*WHAT IS REQUIRED:* All entries must come back exactly as given, with no pictures in the copy.

*DATA SUPPLIED:*
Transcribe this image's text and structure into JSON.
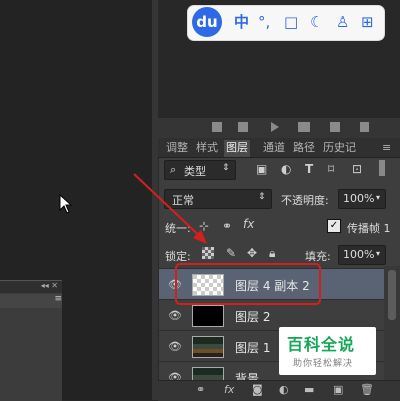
{
  "ime_toolbar": {
    "logo": "du",
    "items": [
      "中",
      "°,",
      "□",
      "☾",
      "♙",
      "⊞"
    ],
    "icons": [
      "chinese-mode-icon",
      "punctuation-icon",
      "skin-icon",
      "moon-icon",
      "user-icon",
      "grid-menu-icon"
    ],
    "color": "#2f6ae6"
  },
  "minipanel": {
    "header_icons": "◂◂ ✕",
    "menu_icon": "≡"
  },
  "panel": {
    "tabs": [
      "调整",
      "样式",
      "图层",
      "通道",
      "路径",
      "历史记",
      "≡"
    ],
    "active_tab": "图层",
    "filter": {
      "icon": "⌕",
      "value": "类型",
      "caret": "⇕"
    },
    "blend_mode": {
      "value": "正常",
      "caret": "⇕"
    },
    "opacity": {
      "label": "不透明度:",
      "value": "100%"
    },
    "unify": {
      "label": "统一:"
    },
    "propagate": {
      "label": "传播帧 1",
      "checked": true
    },
    "lock": {
      "label": "锁定:"
    },
    "fill": {
      "label": "填充:",
      "value": "100%"
    },
    "layers": [
      {
        "name": "图层 4 副本 2",
        "visible": true,
        "selected": true,
        "thumb": "transparent"
      },
      {
        "name": "图层 2",
        "visible": true,
        "selected": false,
        "thumb": "black"
      },
      {
        "name": "图层 1",
        "visible": true,
        "selected": false,
        "thumb": "room"
      },
      {
        "name": "背景",
        "visible": true,
        "selected": false,
        "thumb": "room"
      }
    ],
    "bottom_icons": [
      "link-icon",
      "fx-icon",
      "mask-icon",
      "adjustment-icon",
      "group-icon",
      "new-layer-icon",
      "trash-icon"
    ],
    "highlight_color": "#d22020"
  },
  "watermark": {
    "title": "百科全说",
    "subtitle": "助你轻松解决"
  }
}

*SOLVED EXERCISE:*
Transcribe this image's text and structure into JSON.
{
  "ime_toolbar": {
    "logo": "du",
    "items": [
      "中",
      "°,",
      "□",
      "☾",
      "♙",
      "⊞"
    ],
    "icons": [
      "chinese-mode-icon",
      "punctuation-icon",
      "skin-icon",
      "moon-icon",
      "user-icon",
      "grid-menu-icon"
    ],
    "color": "#2f6ae6"
  },
  "minipanel": {
    "header_icons": "◂◂ ✕",
    "menu_icon": "≡"
  },
  "panel": {
    "tabs": [
      "调整",
      "样式",
      "图层",
      "通道",
      "路径",
      "历史记",
      "≡"
    ],
    "active_tab": "图层",
    "filter": {
      "icon": "⌕",
      "value": "类型",
      "caret": "⇕"
    },
    "blend_mode": {
      "value": "正常",
      "caret": "⇕"
    },
    "opacity": {
      "label": "不透明度:",
      "value": "100%"
    },
    "unify": {
      "label": "统一:"
    },
    "propagate": {
      "label": "传播帧 1",
      "checked": true
    },
    "lock": {
      "label": "锁定:"
    },
    "fill": {
      "label": "填充:",
      "value": "100%"
    },
    "layers": [
      {
        "name": "图层 4 副本 2",
        "visible": true,
        "selected": true,
        "thumb": "transparent"
      },
      {
        "name": "图层 2",
        "visible": true,
        "selected": false,
        "thumb": "black"
      },
      {
        "name": "图层 1",
        "visible": true,
        "selected": false,
        "thumb": "room"
      },
      {
        "name": "背景",
        "visible": true,
        "selected": false,
        "thumb": "room"
      }
    ],
    "bottom_icons": [
      "link-icon",
      "fx-icon",
      "mask-icon",
      "adjustment-icon",
      "group-icon",
      "new-layer-icon",
      "trash-icon"
    ],
    "highlight_color": "#d22020"
  },
  "watermark": {
    "title": "百科全说",
    "subtitle": "助你轻松解决"
  }
}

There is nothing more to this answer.